Auctions have been used from very old times antiquity to sell a wide variety of goods, and their basic form has remained unchanged. In this project, we explore the efficiency of common auctions when values are interdependent – the value to a particular bidder may depend on information available only to others and asymmetric.
In this setting, it is well known that sealed-bid auctions do not achieve efficient allocations in general since they do not allow the information held by different bidders to be shared. This project includes modules such as registration, login, selling, searching and bidding.
Typically, in an auction, say of the kind used to sell art, the auctioneer sets a relatively low initial price. This price is then increased until only one bidder is willing to buy the object, and the exact manner in which this is done varies. In this model a bidder who drops out at some price can “reenter” at a higher price.
With the invention of E-commerce technologies over the Internet the opportunity to bid from the comfort of ones own home has seen a change like never seen before.
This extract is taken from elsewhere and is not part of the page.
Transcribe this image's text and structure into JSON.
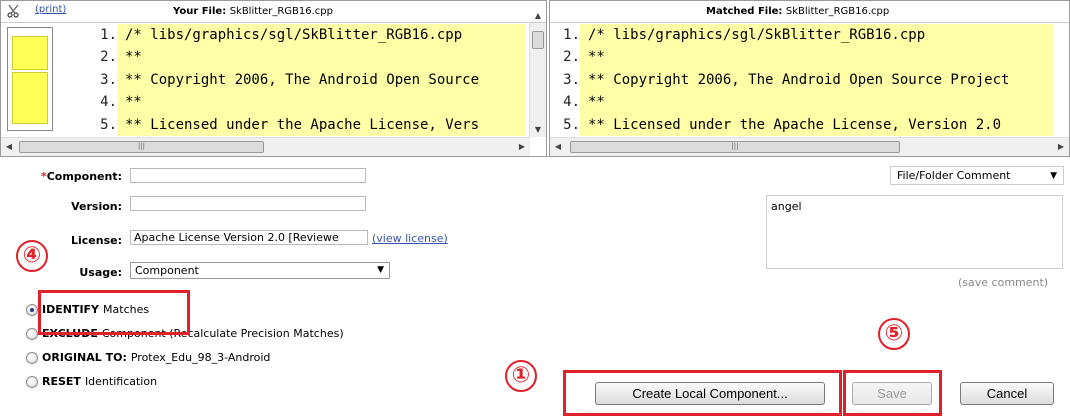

Within the span of a few short years, what may have began as an experimental idea has grown to an immensely popular hobby, and in some cases, a means of livelihood, the online auction gathers tremendous response everyday, all day.
With the click of the mouse, one may bid on an item they may need or just want, and in moments they find that either they are the top bidder or someone else wants it more, and you’re outbid! The excitement of an auction all from the comfort of home is a completely different experience. The levels of comfort may rise in the near future but the rules to be followed remain the same. Infact may rise with the new technologies.
Society cannot seem to escape the criminal element in the physical world, and so it is the same with online auctions. This is one area wherein a question can be raised as to how safe online auctions.